*Problem requirements:* Whenever a line of the listing contains "JSON", it counts; give the total number of such lines and nothing more.

- - - - - - -

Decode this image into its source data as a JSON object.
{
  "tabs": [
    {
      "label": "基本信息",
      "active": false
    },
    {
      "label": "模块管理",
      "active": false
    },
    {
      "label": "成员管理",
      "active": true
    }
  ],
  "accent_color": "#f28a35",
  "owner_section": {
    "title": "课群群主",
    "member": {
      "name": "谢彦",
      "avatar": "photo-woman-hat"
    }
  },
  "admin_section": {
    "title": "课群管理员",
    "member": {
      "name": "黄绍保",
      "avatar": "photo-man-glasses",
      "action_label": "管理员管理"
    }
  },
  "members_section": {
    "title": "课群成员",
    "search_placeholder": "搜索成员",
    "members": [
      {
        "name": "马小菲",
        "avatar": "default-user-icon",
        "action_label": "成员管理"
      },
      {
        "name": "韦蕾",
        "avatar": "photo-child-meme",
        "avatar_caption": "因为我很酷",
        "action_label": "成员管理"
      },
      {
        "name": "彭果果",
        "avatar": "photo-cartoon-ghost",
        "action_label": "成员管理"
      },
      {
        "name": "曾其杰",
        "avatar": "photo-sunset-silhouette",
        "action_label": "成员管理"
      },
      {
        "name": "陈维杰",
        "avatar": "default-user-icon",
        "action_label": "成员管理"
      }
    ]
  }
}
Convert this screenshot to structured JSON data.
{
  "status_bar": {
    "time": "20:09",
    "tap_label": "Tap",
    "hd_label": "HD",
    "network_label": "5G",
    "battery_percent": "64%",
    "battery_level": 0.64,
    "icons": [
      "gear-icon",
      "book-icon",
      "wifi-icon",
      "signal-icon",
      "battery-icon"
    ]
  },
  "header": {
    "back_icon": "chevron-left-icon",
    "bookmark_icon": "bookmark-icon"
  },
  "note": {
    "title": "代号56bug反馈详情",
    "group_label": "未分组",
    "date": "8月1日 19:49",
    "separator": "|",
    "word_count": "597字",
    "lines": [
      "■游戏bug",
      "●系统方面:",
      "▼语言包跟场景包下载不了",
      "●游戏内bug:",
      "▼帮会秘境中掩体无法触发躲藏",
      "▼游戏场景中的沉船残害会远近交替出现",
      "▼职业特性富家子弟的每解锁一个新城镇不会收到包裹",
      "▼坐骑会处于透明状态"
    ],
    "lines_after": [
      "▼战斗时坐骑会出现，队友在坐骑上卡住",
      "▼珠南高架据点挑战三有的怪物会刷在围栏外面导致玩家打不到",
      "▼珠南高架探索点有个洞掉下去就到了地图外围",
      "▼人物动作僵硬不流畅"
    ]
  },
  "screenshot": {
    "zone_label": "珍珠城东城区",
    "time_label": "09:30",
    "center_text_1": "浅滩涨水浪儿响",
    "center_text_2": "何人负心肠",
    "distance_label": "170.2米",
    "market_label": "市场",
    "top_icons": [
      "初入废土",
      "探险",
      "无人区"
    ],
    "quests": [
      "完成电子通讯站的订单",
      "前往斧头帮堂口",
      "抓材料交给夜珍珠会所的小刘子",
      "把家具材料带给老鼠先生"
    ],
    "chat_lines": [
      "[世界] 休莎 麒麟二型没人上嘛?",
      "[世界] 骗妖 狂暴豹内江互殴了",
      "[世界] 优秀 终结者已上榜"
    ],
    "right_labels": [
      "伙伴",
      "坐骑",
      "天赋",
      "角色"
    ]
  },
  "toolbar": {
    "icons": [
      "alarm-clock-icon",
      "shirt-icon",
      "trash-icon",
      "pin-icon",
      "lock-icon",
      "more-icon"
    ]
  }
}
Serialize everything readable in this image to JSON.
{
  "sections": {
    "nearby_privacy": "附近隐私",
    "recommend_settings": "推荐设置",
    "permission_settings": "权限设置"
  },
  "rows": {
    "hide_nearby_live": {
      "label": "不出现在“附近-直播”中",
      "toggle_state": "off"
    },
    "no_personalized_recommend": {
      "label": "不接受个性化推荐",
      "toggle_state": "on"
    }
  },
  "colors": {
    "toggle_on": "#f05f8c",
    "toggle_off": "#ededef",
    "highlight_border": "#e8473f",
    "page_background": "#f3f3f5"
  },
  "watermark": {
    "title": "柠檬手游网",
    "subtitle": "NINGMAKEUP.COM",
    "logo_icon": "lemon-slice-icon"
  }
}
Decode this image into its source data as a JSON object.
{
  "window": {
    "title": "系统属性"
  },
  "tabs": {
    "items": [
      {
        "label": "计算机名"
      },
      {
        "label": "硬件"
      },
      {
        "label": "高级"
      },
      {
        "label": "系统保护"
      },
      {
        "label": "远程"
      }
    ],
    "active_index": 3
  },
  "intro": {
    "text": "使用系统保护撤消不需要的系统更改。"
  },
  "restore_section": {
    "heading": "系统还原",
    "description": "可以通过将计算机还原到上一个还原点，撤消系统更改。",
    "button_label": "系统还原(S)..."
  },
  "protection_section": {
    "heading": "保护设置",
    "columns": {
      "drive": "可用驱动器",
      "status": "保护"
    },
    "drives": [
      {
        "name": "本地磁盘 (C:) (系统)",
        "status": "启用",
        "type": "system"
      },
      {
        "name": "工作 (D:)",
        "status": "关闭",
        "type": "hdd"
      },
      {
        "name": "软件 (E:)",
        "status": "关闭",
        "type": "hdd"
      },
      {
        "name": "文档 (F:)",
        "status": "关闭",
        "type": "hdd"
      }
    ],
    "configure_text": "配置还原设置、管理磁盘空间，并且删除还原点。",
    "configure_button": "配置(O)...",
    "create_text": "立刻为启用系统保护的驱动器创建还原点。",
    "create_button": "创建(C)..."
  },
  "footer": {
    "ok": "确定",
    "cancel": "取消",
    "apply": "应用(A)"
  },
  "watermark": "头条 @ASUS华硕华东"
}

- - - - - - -

*Exercise response:* 4